### Brief
Write the data out again exactly, dropping any images it holds.

### Data for the task
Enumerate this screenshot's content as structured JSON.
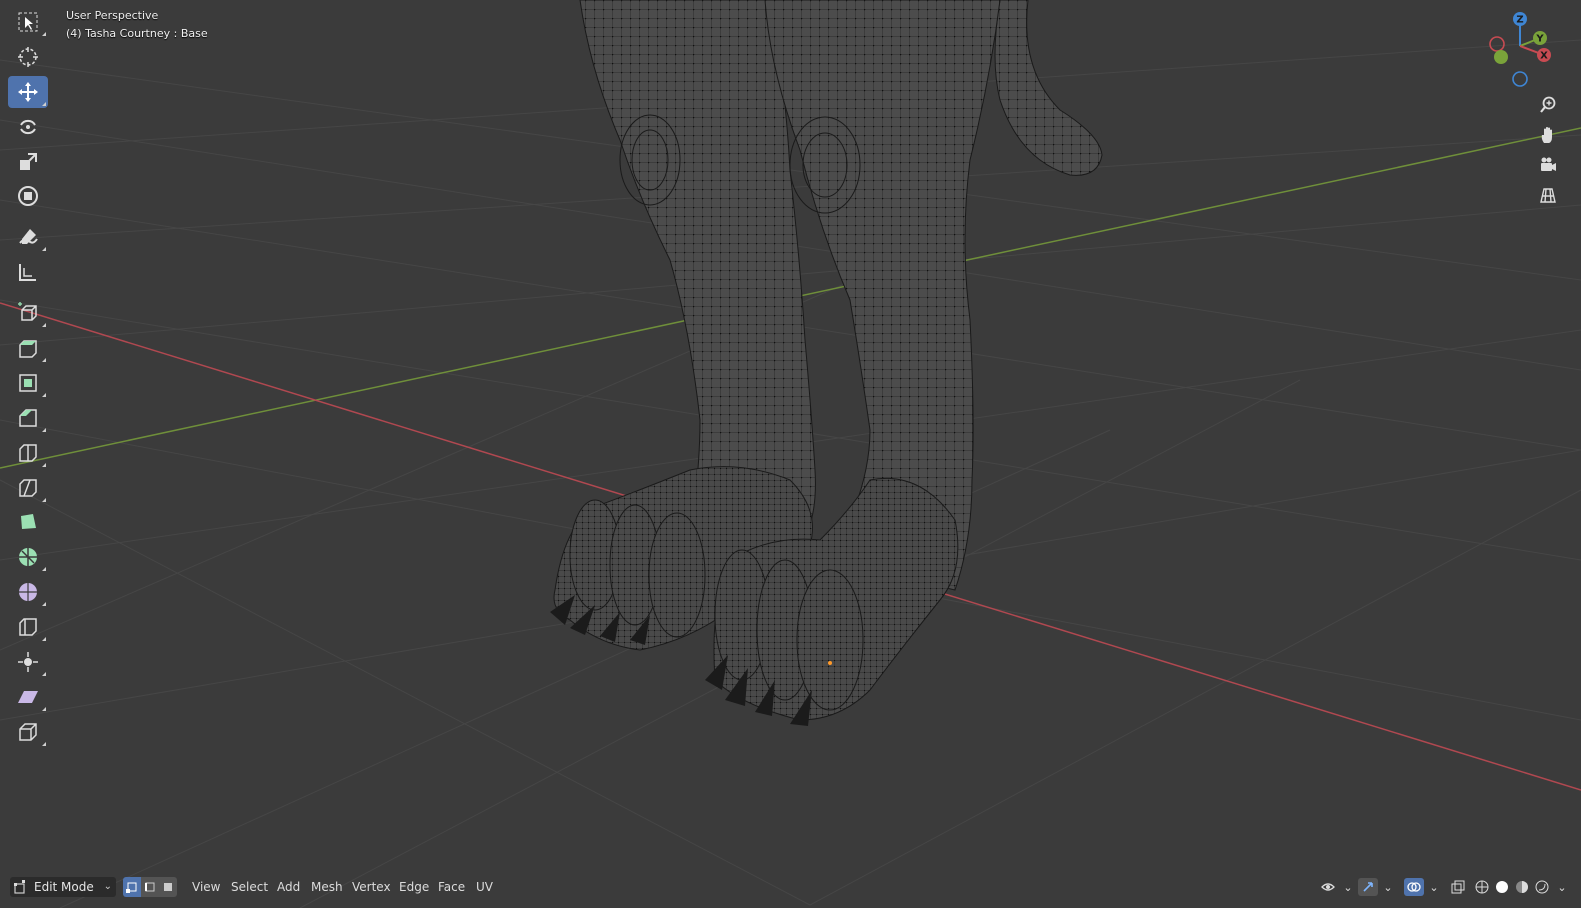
{
  "viewport": {
    "perspective_label": "User Perspective",
    "object_label": "(4) Tasha Courtney : Base"
  },
  "toolbar": {
    "tools": [
      {
        "name": "select-box",
        "active": false
      },
      {
        "name": "cursor",
        "active": false
      },
      {
        "name": "move",
        "active": true
      },
      {
        "name": "rotate",
        "active": false
      },
      {
        "name": "scale",
        "active": false
      },
      {
        "name": "transform",
        "active": false
      },
      {
        "name": "annotate",
        "active": false
      },
      {
        "name": "measure",
        "active": false
      },
      {
        "name": "add-cube",
        "active": false
      },
      {
        "name": "extrude-region",
        "active": false
      },
      {
        "name": "inset-faces",
        "active": false
      },
      {
        "name": "bevel",
        "active": false
      },
      {
        "name": "loop-cut",
        "active": false
      },
      {
        "name": "knife",
        "active": false
      },
      {
        "name": "poly-build",
        "active": false
      },
      {
        "name": "spin",
        "active": false
      },
      {
        "name": "smooth",
        "active": false
      },
      {
        "name": "edge-slide",
        "active": false
      },
      {
        "name": "shrink-fatten",
        "active": false
      },
      {
        "name": "shear",
        "active": false
      },
      {
        "name": "rip-region",
        "active": false
      }
    ]
  },
  "gizmo": {
    "z": "Z",
    "y": "Y",
    "x": "X"
  },
  "header": {
    "mode": "Edit Mode",
    "menus": [
      "View",
      "Select",
      "Add",
      "Mesh",
      "Vertex",
      "Edge",
      "Face",
      "UV"
    ]
  },
  "colors": {
    "background": "#3b3b3b",
    "accent": "#4f73ad",
    "x_axis": "#c84b52",
    "y_axis": "#7aa33a",
    "z_axis": "#3f86d4"
  }
}
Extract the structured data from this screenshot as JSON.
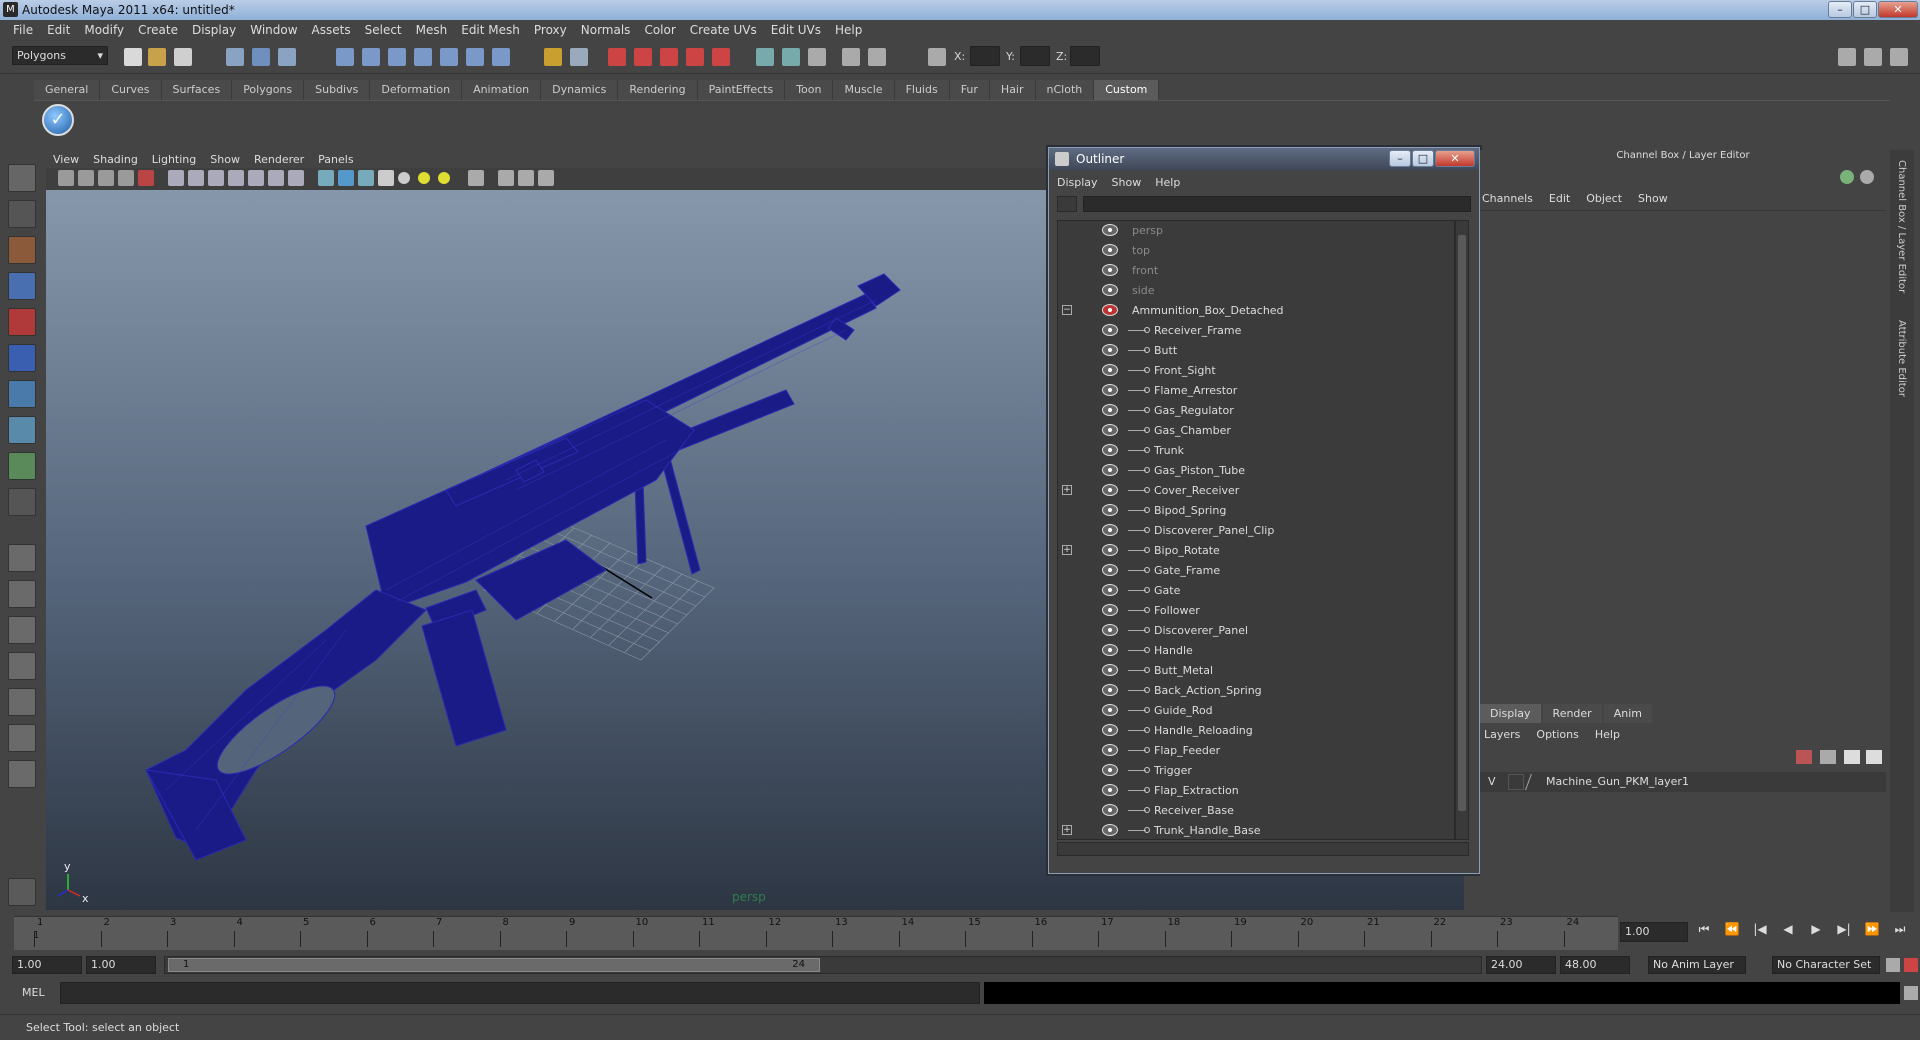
{
  "window": {
    "title": "Autodesk Maya 2011 x64: untitled*",
    "app_icon": "M",
    "btn_min": "–",
    "btn_max": "□",
    "btn_close": "✕"
  },
  "menubar": [
    "File",
    "Edit",
    "Modify",
    "Create",
    "Display",
    "Window",
    "Assets",
    "Select",
    "Mesh",
    "Edit Mesh",
    "Proxy",
    "Normals",
    "Color",
    "Create UVs",
    "Edit UVs",
    "Help"
  ],
  "statusline": {
    "mode": "Polygons",
    "x_label": "X:",
    "y_label": "Y:",
    "z_label": "Z:"
  },
  "shelf": {
    "tabs": [
      "General",
      "Curves",
      "Surfaces",
      "Polygons",
      "Subdivs",
      "Deformation",
      "Animation",
      "Dynamics",
      "Rendering",
      "PaintEffects",
      "Toon",
      "Muscle",
      "Fluids",
      "Fur",
      "Hair",
      "nCloth",
      "Custom"
    ],
    "active_tab": "Custom",
    "check_glyph": "✓"
  },
  "viewport": {
    "menu": [
      "View",
      "Shading",
      "Lighting",
      "Show",
      "Renderer",
      "Panels"
    ],
    "camera_label": "persp",
    "axis_x": "x",
    "axis_y": "y",
    "wire_color": "#1a1a8c"
  },
  "outliner": {
    "title": "Outliner",
    "menu": [
      "Display",
      "Show",
      "Help"
    ],
    "cameras": [
      "persp",
      "top",
      "front",
      "side"
    ],
    "group": "Ammunition_Box_Detached",
    "collapse_glyph": "−",
    "expand_glyph": "+",
    "items": [
      {
        "name": "Receiver_Frame",
        "expandable": false
      },
      {
        "name": "Butt",
        "expandable": false
      },
      {
        "name": "Front_Sight",
        "expandable": false
      },
      {
        "name": "Flame_Arrestor",
        "expandable": false
      },
      {
        "name": "Gas_Regulator",
        "expandable": false
      },
      {
        "name": "Gas_Chamber",
        "expandable": false
      },
      {
        "name": "Trunk",
        "expandable": false
      },
      {
        "name": "Gas_Piston_Tube",
        "expandable": false
      },
      {
        "name": "Cover_Receiver",
        "expandable": true
      },
      {
        "name": "Bipod_Spring",
        "expandable": false
      },
      {
        "name": "Discoverer_Panel_Clip",
        "expandable": false
      },
      {
        "name": "Bipo_Rotate",
        "expandable": true
      },
      {
        "name": "Gate_Frame",
        "expandable": false
      },
      {
        "name": "Gate",
        "expandable": false
      },
      {
        "name": "Follower",
        "expandable": false
      },
      {
        "name": "Discoverer_Panel",
        "expandable": false
      },
      {
        "name": "Handle",
        "expandable": false
      },
      {
        "name": "Butt_Metal",
        "expandable": false
      },
      {
        "name": "Back_Action_Spring",
        "expandable": false
      },
      {
        "name": "Guide_Rod",
        "expandable": false
      },
      {
        "name": "Handle_Reloading",
        "expandable": false
      },
      {
        "name": "Flap_Feeder",
        "expandable": false
      },
      {
        "name": "Trigger",
        "expandable": false
      },
      {
        "name": "Flap_Extraction",
        "expandable": false
      },
      {
        "name": "Receiver_Base",
        "expandable": false
      },
      {
        "name": "Trunk_Handle_Base",
        "expandable": true
      }
    ]
  },
  "channelbox": {
    "header": "Channel Box / Layer Editor",
    "menu": [
      "Channels",
      "Edit",
      "Object",
      "Show"
    ],
    "side_tabs": [
      "Channel Box / Layer Editor",
      "Attribute Editor"
    ],
    "layer_tabs": [
      "Display",
      "Render",
      "Anim"
    ],
    "active_layer_tab": "Display",
    "layer_menu": [
      "Layers",
      "Options",
      "Help"
    ],
    "layer": {
      "visible": "V",
      "name": "Machine_Gun_PKM_layer1"
    }
  },
  "timeline": {
    "ticks": [
      1,
      2,
      3,
      4,
      5,
      6,
      7,
      8,
      9,
      10,
      11,
      12,
      13,
      14,
      15,
      16,
      17,
      18,
      19,
      20,
      21,
      22,
      23,
      24
    ],
    "current_frame_marker": "1",
    "current_time": "1.00",
    "play_buttons": [
      "⏮",
      "⏪",
      "|◀",
      "◀",
      "▶",
      "▶|",
      "⏩",
      "⏭"
    ]
  },
  "range": {
    "start_time": "1.00",
    "playback_start": "1.00",
    "range_start_label": "1",
    "range_end_label": "24",
    "playback_end": "24.00",
    "end_time": "48.00",
    "anim_layer": "No Anim Layer",
    "character_set": "No Character Set"
  },
  "commandline": {
    "label": "MEL"
  },
  "helpline": {
    "text": "Select Tool: select an object"
  }
}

### Answer area
Enumerate this screenshot's content as structured JSON.
{
  "viewport": {
    "perspective_label": "User Perspective",
    "object_label": "(4) Tasha Courtney : Base"
  },
  "toolbar": {
    "tools": [
      {
        "name": "select-box",
        "active": false
      },
      {
        "name": "cursor",
        "active": false
      },
      {
        "name": "move",
        "active": true
      },
      {
        "name": "rotate",
        "active": false
      },
      {
        "name": "scale",
        "active": false
      },
      {
        "name": "transform",
        "active": false
      },
      {
        "name": "annotate",
        "active": false
      },
      {
        "name": "measure",
        "active": false
      },
      {
        "name": "add-cube",
        "active": false
      },
      {
        "name": "extrude-region",
        "active": false
      },
      {
        "name": "inset-faces",
        "active": false
      },
      {
        "name": "bevel",
        "active": false
      },
      {
        "name": "loop-cut",
        "active": false
      },
      {
        "name": "knife",
        "active": false
      },
      {
        "name": "poly-build",
        "active": false
      },
      {
        "name": "spin",
        "active": false
      },
      {
        "name": "smooth",
        "active": false
      },
      {
        "name": "edge-slide",
        "active": false
      },
      {
        "name": "shrink-fatten",
        "active": false
      },
      {
        "name": "shear",
        "active": false
      },
      {
        "name": "rip-region",
        "active": false
      }
    ]
  },
  "gizmo": {
    "z": "Z",
    "y": "Y",
    "x": "X"
  },
  "header": {
    "mode": "Edit Mode",
    "menus": [
      "View",
      "Select",
      "Add",
      "Mesh",
      "Vertex",
      "Edge",
      "Face",
      "UV"
    ]
  },
  "colors": {
    "background": "#3b3b3b",
    "accent": "#4f73ad",
    "x_axis": "#c84b52",
    "y_axis": "#7aa33a",
    "z_axis": "#3f86d4"
  }
}
Extract the structured data from this screenshot as JSON.
{
  "window": {
    "title": "Autodesk Maya 2011 x64: untitled*",
    "app_icon": "M",
    "btn_min": "–",
    "btn_max": "□",
    "btn_close": "✕"
  },
  "menubar": [
    "File",
    "Edit",
    "Modify",
    "Create",
    "Display",
    "Window",
    "Assets",
    "Select",
    "Mesh",
    "Edit Mesh",
    "Proxy",
    "Normals",
    "Color",
    "Create UVs",
    "Edit UVs",
    "Help"
  ],
  "statusline": {
    "mode": "Polygons",
    "x_label": "X:",
    "y_label": "Y:",
    "z_label": "Z:"
  },
  "shelf": {
    "tabs": [
      "General",
      "Curves",
      "Surfaces",
      "Polygons",
      "Subdivs",
      "Deformation",
      "Animation",
      "Dynamics",
      "Rendering",
      "PaintEffects",
      "Toon",
      "Muscle",
      "Fluids",
      "Fur",
      "Hair",
      "nCloth",
      "Custom"
    ],
    "active_tab": "Custom",
    "check_glyph": "✓"
  },
  "viewport": {
    "menu": [
      "View",
      "Shading",
      "Lighting",
      "Show",
      "Renderer",
      "Panels"
    ],
    "camera_label": "persp",
    "axis_x": "x",
    "axis_y": "y",
    "wire_color": "#1a1a8c"
  },
  "outliner": {
    "title": "Outliner",
    "menu": [
      "Display",
      "Show",
      "Help"
    ],
    "cameras": [
      "persp",
      "top",
      "front",
      "side"
    ],
    "group": "Ammunition_Box_Detached",
    "collapse_glyph": "−",
    "expand_glyph": "+",
    "items": [
      {
        "name": "Receiver_Frame",
        "expandable": false
      },
      {
        "name": "Butt",
        "expandable": false
      },
      {
        "name": "Front_Sight",
        "expandable": false
      },
      {
        "name": "Flame_Arrestor",
        "expandable": false
      },
      {
        "name": "Gas_Regulator",
        "expandable": false
      },
      {
        "name": "Gas_Chamber",
        "expandable": false
      },
      {
        "name": "Trunk",
        "expandable": false
      },
      {
        "name": "Gas_Piston_Tube",
        "expandable": false
      },
      {
        "name": "Cover_Receiver",
        "expandable": true
      },
      {
        "name": "Bipod_Spring",
        "expandable": false
      },
      {
        "name": "Discoverer_Panel_Clip",
        "expandable": false
      },
      {
        "name": "Bipo_Rotate",
        "expandable": true
      },
      {
        "name": "Gate_Frame",
        "expandable": false
      },
      {
        "name": "Gate",
        "expandable": false
      },
      {
        "name": "Follower",
        "expandable": false
      },
      {
        "name": "Discoverer_Panel",
        "expandable": false
      },
      {
        "name": "Handle",
        "expandable": false
      },
      {
        "name": "Butt_Metal",
        "expandable": false
      },
      {
        "name": "Back_Action_Spring",
        "expandable": false
      },
      {
        "name": "Guide_Rod",
        "expandable": false
      },
      {
        "name": "Handle_Reloading",
        "expandable": false
      },
      {
        "name": "Flap_Feeder",
        "expandable": false
      },
      {
        "name": "Trigger",
        "expandable": false
      },
      {
        "name": "Flap_Extraction",
        "expandable": false
      },
      {
        "name": "Receiver_Base",
        "expandable": false
      },
      {
        "name": "Trunk_Handle_Base",
        "expandable": true
      }
    ]
  },
  "channelbox": {
    "header": "Channel Box / Layer Editor",
    "menu": [
      "Channels",
      "Edit",
      "Object",
      "Show"
    ],
    "side_tabs": [
      "Channel Box / Layer Editor",
      "Attribute Editor"
    ],
    "layer_tabs": [
      "Display",
      "Render",
      "Anim"
    ],
    "active_layer_tab": "Display",
    "layer_menu": [
      "Layers",
      "Options",
      "Help"
    ],
    "layer": {
      "visible": "V",
      "name": "Machine_Gun_PKM_layer1"
    }
  },
  "timeline": {
    "ticks": [
      1,
      2,
      3,
      4,
      5,
      6,
      7,
      8,
      9,
      10,
      11,
      12,
      13,
      14,
      15,
      16,
      17,
      18,
      19,
      20,
      21,
      22,
      23,
      24
    ],
    "current_frame_marker": "1",
    "current_time": "1.00",
    "play_buttons": [
      "⏮",
      "⏪",
      "|◀",
      "◀",
      "▶",
      "▶|",
      "⏩",
      "⏭"
    ]
  },
  "range": {
    "start_time": "1.00",
    "playback_start": "1.00",
    "range_start_label": "1",
    "range_end_label": "24",
    "playback_end": "24.00",
    "end_time": "48.00",
    "anim_layer": "No Anim Layer",
    "character_set": "No Character Set"
  },
  "commandline": {
    "label": "MEL"
  },
  "helpline": {
    "text": "Select Tool: select an object"
  }
}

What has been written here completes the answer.